  18. Reducing emissions of persistent organic pollutants from a diesel engine by fueling with water-containing butanol diesel blends.

    PubMed

    Chang, Yu-Cheng; Lee, Wen-Jhy; Yang, Hsi-Hsien; Wang, Lin-Chi; Lu, Jau-Huai; Tsai, Ying I; Cheng, Man-Ting; Young, Li-Hao; Chiang, Chia-Jui

    2014-05-20

    The manufacture of water-containing butanol diesel blends requires no excess dehydration and surfactant addition. Therefore, compared with the manufacture of conventional bio-alcohols, the energy consumption for the manufacture of water-containing butanol diesel blends is reduced, and the costs are lowered. In this study, we verified that using water-containing butanol diesel blends not only solves the tradeoff problem between nitrogen oxides (NOx) and particulate matter emissions from diesel engines, but it also reduces the emissions of persistent organic pollutants (POPs), including polycyclic aromatic hydrocarbons, polychlorinated dibenzo-p-dioxins and dibenzofurans, polychlorinated biphenyls, polychlorinated diphenyl ethers, polybrominated dibenzo-p-dioxins and dibenzofurans, polybrominated biphenyls and polybrominated diphenyl ethers. After using blends of B2 with 10% and 20% water-containing butanol, the POP emission factors were decreased by amounts in the range of 22.6%-42.3% and 38.0%-65.5% on a mass basis, as well as 18.7%-78.1% and 51.0%-84.9% on a toxicity basis. The addition of water-containing butanol introduced a lower content of aromatic compounds and most importantly, lead to more complete combustion, thus resulting in a great reduction in the POP emissions. Not only did the self-provided oxygen of butanol promote complete oxidation but also the water content in butanol diesel blends could cause a microexplosion mechanism, which provided a better turbulence and well-mixed environment for complete combustion. PMID:24738886
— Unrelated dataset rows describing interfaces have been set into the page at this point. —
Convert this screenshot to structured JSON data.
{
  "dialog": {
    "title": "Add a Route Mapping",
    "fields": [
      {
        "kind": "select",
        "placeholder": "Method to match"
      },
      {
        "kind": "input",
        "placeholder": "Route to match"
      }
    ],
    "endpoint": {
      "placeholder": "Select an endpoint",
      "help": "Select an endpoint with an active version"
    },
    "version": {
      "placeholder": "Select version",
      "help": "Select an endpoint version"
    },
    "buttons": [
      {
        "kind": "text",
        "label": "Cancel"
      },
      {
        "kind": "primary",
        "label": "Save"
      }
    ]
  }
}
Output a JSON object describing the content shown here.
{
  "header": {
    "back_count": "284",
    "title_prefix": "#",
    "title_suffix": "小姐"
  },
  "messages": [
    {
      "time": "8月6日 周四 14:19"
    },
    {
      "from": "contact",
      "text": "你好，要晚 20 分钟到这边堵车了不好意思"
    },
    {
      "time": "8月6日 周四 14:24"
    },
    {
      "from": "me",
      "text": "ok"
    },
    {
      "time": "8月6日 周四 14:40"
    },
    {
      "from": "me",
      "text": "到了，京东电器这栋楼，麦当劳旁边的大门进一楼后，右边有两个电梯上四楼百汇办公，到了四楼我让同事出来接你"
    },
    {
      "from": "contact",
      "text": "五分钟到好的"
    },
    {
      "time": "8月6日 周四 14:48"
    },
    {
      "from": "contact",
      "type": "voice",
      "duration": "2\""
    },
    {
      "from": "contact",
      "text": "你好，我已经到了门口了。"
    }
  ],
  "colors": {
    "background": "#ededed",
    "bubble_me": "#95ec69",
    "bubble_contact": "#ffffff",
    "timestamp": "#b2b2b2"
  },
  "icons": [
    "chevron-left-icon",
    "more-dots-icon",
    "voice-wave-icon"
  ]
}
  19. 78 FR 50317 - Special Conditions: Cessna Aircraft Company, Model J182T; Diesel Cycle Engine Installation

    Federal Register 2010, 2011, 2012, 2013, 2014

    2013-08-19

    ... Federal Register on May 16, 2013 (78 FR 28719). One comment was received from Cessna Aircraft Company... cantilever high wing, with the SMA SR305- 230E-C1 diesel cycle engine and associated systems installed....

  20. Advanced Diesel Engine Component Development Program, final report - tasks 4-14

    SciTech Connect

    Kaushal, T.S.; Weber, K.E.

    1994-11-01

    The Advanced Diesel Engine Component Development (ADECD) Program is a multi-year, multi-phase effort to develop and demonstrate the critical technology needed to advance the heavy-duty low heat rejection (LHR) engine concept for the long-haul, heavy-duty truck market. The ADECD Program has been partitioned into two phases. The first phase, Phase 1, was completed in 1986, resulting in definition of the Advanced Diesel Reference Engine (ADRE)III. The second phase, Phase 11/111, examines the feasibility of the ADRE concepts for application to the on-highway diesel engine. Phase 11/111 is currently underway. This project is sponsored by the U.S. Department of Energy, Office of Transportation Technologies. The work has been performed by the Detroit Diesel Corporation (DDC) under Contract DEN3-329 with the NASA Lewis Research Center, who provide project management and technical direction.